From all that has been said above, it should be clear that we are not to pray simply and absolutely against all temptations. Christ Himself was tempted by the Devil, and was definitely led into the wilderness by the Spirit for that very end (Matthew 4:1; Mark 1:12). Not all temptations are evil, regardless of the aspect in which we view them: their nature, their design, or their outcome. It is from the evil of temptations that we pray to be spared (as the next petition in the prayer indicates), yet even in that we pray submissively and with qualification. We are to pray that we may not be led into temptation; or, if God sees fit that we should be tempted, that we may not yield thereto; or if we yield, that we be not totally overcome by the sin. Nor may we pray for a total exemption from trials, but only for a removal of the judgment of them. God often permits Satan to assault and harass us, in order to humble us, to drive us to Himself, and to glorify Himself by manifesting more fully to us His preserving power. My brethren, count it all joy when ye fall into divers temptations; Knowing this, that the trying of your faith worketh patience" (Jas. 1:2, 3).
In conclusion, a few remarks upon our responsibility in connection with temptation are appropriate. First, it is our bounden duty to avoid those persons and places that would allure us into sin, just as it is always our duty to be on the alert for the first signs of Satan’s approach (Ps. 19:13; Prov. 4:14; 1 Thess. 5:22). As an unknown writer has said, "He who carries about with him so much inflammable material would do well to keep the greatest possible distance from the fire." Second, we must steadfastly resist the Devil. "Take us the foxes, the little foxes, that spoil the vines" (Song of Sol. 2:15). We must not yield a single inch to our enemy.
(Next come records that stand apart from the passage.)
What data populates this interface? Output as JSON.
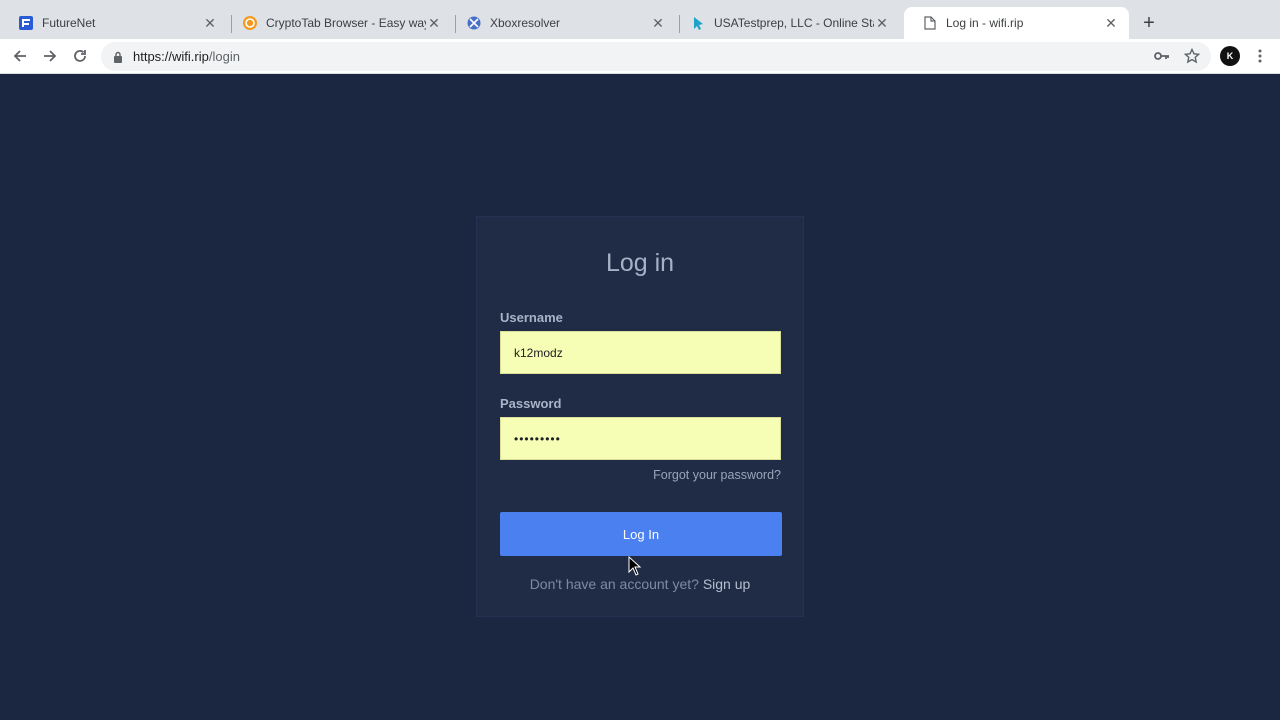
{
  "browser": {
    "tabs": [
      {
        "title": "FutureNet",
        "icon": "futurenet-favicon"
      },
      {
        "title": "CryptoTab Browser - Easy way",
        "icon": "cryptotab-favicon"
      },
      {
        "title": "Xboxresolver",
        "icon": "xboxresolver-favicon"
      },
      {
        "title": "USATestprep, LLC - Online Sta",
        "icon": "usatestprep-favicon"
      },
      {
        "title": "Log in - wifi.rip",
        "icon": "page-favicon",
        "active": true
      }
    ],
    "url_host": "https://wifi.rip",
    "url_path": "/login",
    "avatar_text": "K"
  },
  "login": {
    "title": "Log in",
    "username_label": "Username",
    "username_value": "k12modz",
    "password_label": "Password",
    "password_value": "•••••••••",
    "forgot_link": "Forgot your password?",
    "submit_label": "Log In",
    "signup_prompt": "Don't have an account yet?",
    "signup_link": "Sign up"
  },
  "colors": {
    "page_bg": "#1b2740",
    "card_bg": "#202c46",
    "button_bg": "#4a80f0",
    "autofill_bg": "#f6fdb5"
  }
}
Third, we are to go to God for grace submissively, for the measure He grants us is according to His own good pleasure (Phil. 2:13).
You are to endeavour, indeed, to pray, and use all good means to come out of temptation; but submit, if the Lord be pleased to continue His exercise upon you. Nay, though God should continue the temptation, and for the present not give out those measures of grace necessary for you, yet you must not murmur, but lie at His feet; for God is Lord of His own grace (Thomas Manton).
Thus we learn that this petition is to be presented in subservience to God’s sovereign will.